  • How sustainable is the ocean as a source of economic development? The Ocean Economy in 2030 examines the risks and uncertainties surrounding the future development of ocean industries, the innovations required in science and technology to support their progress, their potential contribution to green growth and some of the implications for ocean management.
  • OECD Environment Director Simon Upton presented a talk at Imperial College London on 21 April 2016. With the world awash in surplus oil and prices languishing around US$40 per barrel, how can governments step up efforts to transform the world’s energy systems in line with the Paris Agreement?
  • Happy 10th birthday to Twitter. This 2008 OECD Observer interview with Henry Copeland said you’d do well.
  • The OECD Gender Initiative examines existing barriers to gender equality in education, employment, and entrepreneurship. The gender portal monitors the progress made by governments to promote gender equality in both OECD and non-OECD countries and provides good practices based on analytical tools and reliable data.
  • Once migrants reach Europe, countries face integration challenge: OECD's Thomas Liebig speaks to NPR's Audie Cornish.

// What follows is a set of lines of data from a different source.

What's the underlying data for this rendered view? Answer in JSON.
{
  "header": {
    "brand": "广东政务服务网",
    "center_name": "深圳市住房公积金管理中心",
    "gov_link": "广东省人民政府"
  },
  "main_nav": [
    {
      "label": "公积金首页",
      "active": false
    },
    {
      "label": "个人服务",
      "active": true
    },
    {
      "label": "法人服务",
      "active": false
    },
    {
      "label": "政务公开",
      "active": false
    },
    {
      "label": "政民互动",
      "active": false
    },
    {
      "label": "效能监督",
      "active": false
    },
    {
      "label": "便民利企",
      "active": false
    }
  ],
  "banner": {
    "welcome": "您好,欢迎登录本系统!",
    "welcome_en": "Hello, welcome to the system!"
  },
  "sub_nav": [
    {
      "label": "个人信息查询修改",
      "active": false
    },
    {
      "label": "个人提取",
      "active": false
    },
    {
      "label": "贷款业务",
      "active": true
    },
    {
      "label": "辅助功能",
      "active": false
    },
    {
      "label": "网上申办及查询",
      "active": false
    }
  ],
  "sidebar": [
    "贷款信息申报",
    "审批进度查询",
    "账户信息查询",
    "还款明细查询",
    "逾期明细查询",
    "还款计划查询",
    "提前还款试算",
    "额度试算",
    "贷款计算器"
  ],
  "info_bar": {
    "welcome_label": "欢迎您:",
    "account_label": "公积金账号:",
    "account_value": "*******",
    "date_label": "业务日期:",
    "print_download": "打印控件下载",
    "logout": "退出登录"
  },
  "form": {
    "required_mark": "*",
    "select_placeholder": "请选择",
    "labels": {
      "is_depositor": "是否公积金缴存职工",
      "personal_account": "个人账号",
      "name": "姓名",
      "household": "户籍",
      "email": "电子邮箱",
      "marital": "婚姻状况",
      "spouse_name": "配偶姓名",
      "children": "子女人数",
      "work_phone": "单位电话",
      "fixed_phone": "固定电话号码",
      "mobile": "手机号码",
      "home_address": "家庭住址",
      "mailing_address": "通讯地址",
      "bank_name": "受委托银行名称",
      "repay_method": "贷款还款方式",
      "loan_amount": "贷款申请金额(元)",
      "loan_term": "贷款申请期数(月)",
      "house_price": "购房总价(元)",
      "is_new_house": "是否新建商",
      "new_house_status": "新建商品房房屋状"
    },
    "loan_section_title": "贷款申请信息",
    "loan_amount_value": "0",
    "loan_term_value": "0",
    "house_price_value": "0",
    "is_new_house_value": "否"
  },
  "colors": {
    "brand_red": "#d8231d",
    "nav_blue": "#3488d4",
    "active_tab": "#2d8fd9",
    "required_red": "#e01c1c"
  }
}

  • Message from the International Space Station to COP21

  • The carbon clock is ticking: OECD’s Gurría on CNBC

  • If we want to reach zero net emissions by the end of the century, we must align our policies for a low-carbon economy, put a price on carbon everywhere, spend less subsidising fossil fuels and invest more in clean energy. OECD at #COP21 – OECD statement for #COP21
  • They are green and local --It’s a new generation of entrepreneurs in Kenya with big dreams of sustainable energy and the drive to see their innovative technologies throughout Africa.
  • Pole to Paris Project
  • In order to face global warming, Asia needs at least $40 billion per year, derived from both the public and private sector. Read how to bridge the climate financing gap on the Asian Bank of Development's website.
  • How can cities fight climate change?
    Discover projects in Denmark, Canada, Australia, Japan and Mexico.
  • Climate: What's changed, what hasn't, what we can do about it.
    Lecture by OECD Secretary-General Angel Gurría, hosted by the London School of Economics and Aviva Investors in association with ClimateWise, London, UK, 3 July 2015.
  • Is technological progress slowing down? Is it speeding up? At the OECD, we believe the research from our Future of ‪Productivity‬ project helps to resolve this paradox.
  • Is inequality bad for growth? That redistribution boosts economies is not established by the evidence says FT economics editor Chris Giles. Read more on
  • Interested in a career in Paris at the OECD? The OECD is a major international organisation, with a mission to build better policies for better lives. With our hub based in one of the world's global cities and offices across continents, find out more at .

Most Popular Articles


What issue are you most concerned about in 2016?

Euro crisis
International conflict
Global warming

OECD Insights Blog

NOTE: All signed articles in the OECD Observer express the opinions of the authors
and do not necessarily represent the official views of OECD member countries.

All rights reserved. OECD 2016